--Trump's decision to halt the subsidies increases the potential for a government shutdown in December and makes the issue central to next year’s midterm elections, The Post's Mike DeBonis and Ed O'Keefe report. "Trump and Republican allies defended the move as removing a giveaway for insurance companies, and they blame rising premiums on fundamental flaws in then-President Obama’s signature health-care reform law. But Democrats called it an act of sabotage against the ACA for which the GOP will be held responsible at the polls," Mike and Ed write.

"The dispute sets the stage for another wave of political battles over the nation’s health-care system, as Republican lawmakers will need to decide whether to authorize the subsidies through legislation as well as whether to once again attempt a broader repeal of the ACA," they write. "Democrats could also use a Dec. 8 appropriations deadline to threaten a government shutdown if the subsidies are not restored. The party’s leaders stopped short of such a threat Friday. But Democrats warned more broadly that escalating Republican efforts to undermine the ACA — which also included an order by Trump on Thursday loosening insurance requirements — would be used against the GOP in the 2018 elections."

“Republicans in the House and Senate now own the health-care system in this country from top to bottom, and their destructive actions, and the actions of the president, are going to fall on their backs,” Senate Minority Leader Chuck Schumer told reporters Friday. “The American people will know exactly where to place the blame when their premiums shoot up and when millions lose coverage.”

Some more good reads:


Coming Up

  • The Senate Health, Education, Labor and Pensions holds a hearing on “How the Drug Delivery System Affects What Patients Pay” on Tuesday.
  • The Washington Post holds an event on America’s opioid epidemic on Wednesday.
  • The Center for Global Development holds an event on “Allocation Rules to Guide Aid Spending in Global Health” on Wednesday.
  • Axios hosts an event on what's next for health care with Sens. Lamar Alexander (R-Tenn.), Bill Cassidy (R-La.), and Tim Kaine (D-Va.) on Wednesday.
  • The U.S. Chamber of Commerce holds an event on “Advancing Priorities and Innovative Solutions Aid Uncertainty” on Wednesday.
  • The Senate Health, Education, Labor and Pensions Committee will hold a hearing on “Examining How Healthy Choices Can Improve Health Outcomes and Reduce Costs” on Thursday.

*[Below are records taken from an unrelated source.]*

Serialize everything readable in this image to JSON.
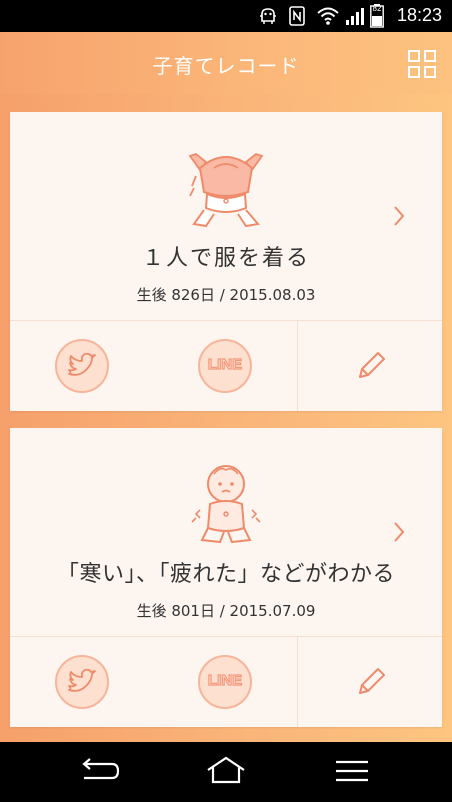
{
  "status_bar": {
    "time": "18:23",
    "battery_level": "82",
    "icons": [
      "android-debug-icon",
      "nfc-icon",
      "wifi-icon",
      "signal-icon",
      "battery-icon"
    ]
  },
  "header": {
    "title": "子育てレコード",
    "menu_icon": "grid-menu-icon"
  },
  "records": [
    {
      "title": "１人で服を着る",
      "subtitle": "生後 826日 / 2015.08.03",
      "illustration": "baby-dressing-illustration",
      "share": {
        "twitter_icon": "twitter-icon",
        "line_label": "LINE"
      },
      "edit_icon": "pencil-icon"
    },
    {
      "title": "「寒い」、「疲れた」などがわかる",
      "subtitle": "生後 801日 / 2015.07.09",
      "illustration": "baby-shivering-illustration",
      "share": {
        "twitter_icon": "twitter-icon",
        "line_label": "LINE"
      },
      "edit_icon": "pencil-icon"
    }
  ],
  "nav_bar": {
    "icons": [
      "back-icon",
      "home-icon",
      "recent-apps-icon"
    ]
  },
  "colors": {
    "accent": "#f7a36d",
    "accent_light": "#fdc27f",
    "icon_stroke": "#ef8a6a",
    "card_bg": "#fdf6f0"
  }
}
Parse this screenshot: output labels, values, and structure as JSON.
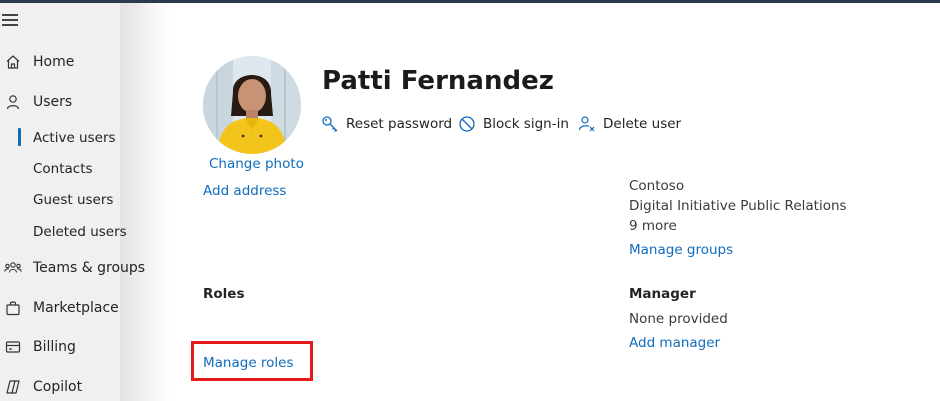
{
  "sidebar": {
    "items": [
      {
        "label": "Home",
        "icon": "home-icon"
      },
      {
        "label": "Users",
        "icon": "person-icon"
      },
      {
        "label": "Teams & groups",
        "icon": "people-team-icon"
      },
      {
        "label": "Marketplace",
        "icon": "shopping-bag-icon"
      },
      {
        "label": "Billing",
        "icon": "credit-card-icon"
      },
      {
        "label": "Copilot",
        "icon": "copilot-icon"
      }
    ],
    "users_sub": [
      "Active users",
      "Contacts",
      "Guest users",
      "Deleted users"
    ],
    "active_sub": "Active users"
  },
  "user": {
    "name": "Patti Fernandez",
    "change_photo": "Change photo",
    "add_address": "Add address"
  },
  "actions": {
    "reset_password": "Reset password",
    "block_signin": "Block sign-in",
    "delete_user": "Delete user"
  },
  "groups": {
    "items": [
      "Contoso",
      "Digital Initiative Public Relations"
    ],
    "more": "9 more",
    "manage": "Manage groups"
  },
  "roles": {
    "heading": "Roles",
    "manage": "Manage roles"
  },
  "manager": {
    "heading": "Manager",
    "value": "None provided",
    "add": "Add manager"
  },
  "colors": {
    "link": "#0f6cbd",
    "highlight": "#e11b1b"
  }
}
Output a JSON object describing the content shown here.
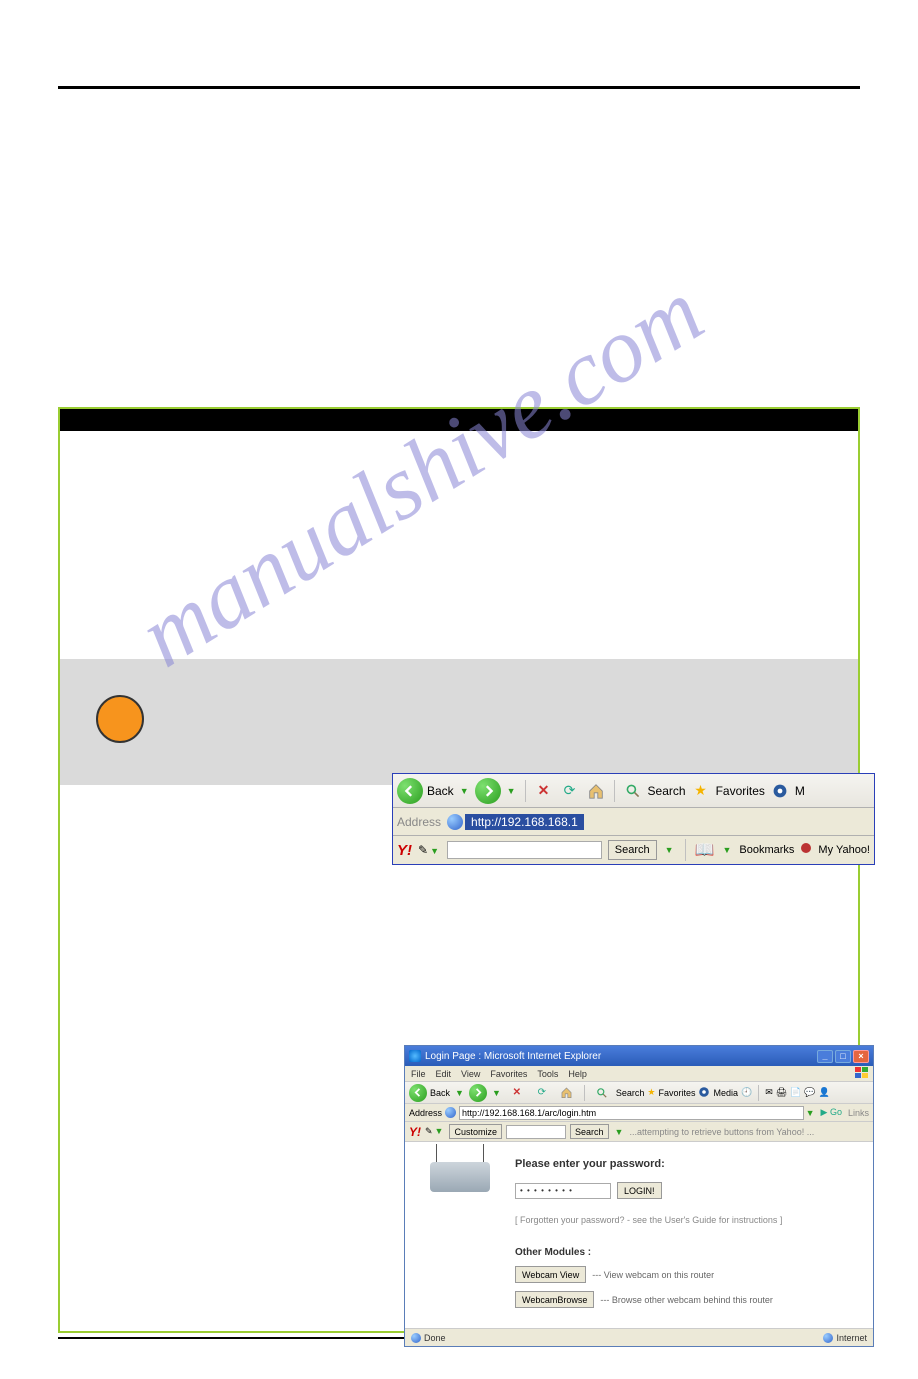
{
  "watermark": "manualshive.com",
  "toolbar": {
    "back": "Back",
    "search": "Search",
    "favorites": "Favorites",
    "media_prefix": "M"
  },
  "address": {
    "label": "Address",
    "url": "http://192.168.168.1"
  },
  "yahoo": {
    "logo": "Y!",
    "search_btn": "Search",
    "bookmarks": "Bookmarks",
    "my_yahoo": "My Yahoo!"
  },
  "login_window": {
    "title": "Login Page  :  Microsoft Internet Explorer",
    "menus": [
      "File",
      "Edit",
      "View",
      "Favorites",
      "Tools",
      "Help"
    ],
    "mini_toolbar": {
      "back": "Back",
      "search": "Search",
      "favorites": "Favorites",
      "media": "Media"
    },
    "addr_label": "Address",
    "addr_url": "http://192.168.168.1/arc/login.htm",
    "go": "Go",
    "links": "Links",
    "y_customize": "Customize",
    "y_search": "Search",
    "y_status": "...attempting to retrieve buttons from Yahoo! ...",
    "heading": "Please enter your password:",
    "pwd_mask": "• • • • • • • •",
    "login_btn": "LOGIN!",
    "forgot": "[ Forgotten your password? - see the User's Guide for instructions ]",
    "modules_h": "Other Modules :",
    "webcam_view_btn": "Webcam View",
    "webcam_view_desc": "--- View webcam on this router",
    "webcam_browse_btn": "WebcamBrowse",
    "webcam_browse_desc": "--- Browse other webcam behind this router",
    "status_done": "Done",
    "status_zone": "Internet"
  }
}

Trump: ‘We’ve done a great job in Puerto Rico:’

President Trump said on Oct. 13 that “Puerto Rico has to get the infrastructure going,” adding that the federal government is helping the island do so. (The Washington Post)

How SNL took on Harvey Weinstein:

“Saturday Night Live” addressed the unfolding Harvey Weinstein controversy on Oct. 14, following criticism for not taking on the producer’s 30-year pattern of a (Taylor Turner/The Washington Post)

Three times people have taken to Twitter to describe their sexual abuse experiences:

After Hollywood actresses revealed stories of sexual harassment and assault, women everywhere are saying #MeToo. (Amber Ferguson/The Washington Post)

Watch a Baltimore school choir’s spine-tingling performance of 'Rise Up:'

This video of Baltimore’s Cardinal Shehan School’s choir singing Andra Day’s song “Rise Up” went viral. You’ll want to turn the sound up on this one. (Cardinal Shehan School Choir/Kenyatta Hardison)

The moment a California family discovered their dog survived the wildfires:

A family whose home was destroyed by wildfires in Santa Rosa, Calif., was reunited with their dog Izzy on Oct. 10. (Jack Weaver)

Kellyanne Conway is a terrifyingly quotable Pennywise the Clown in SNL’s biting sketch, writes The Post's Aaron Blake: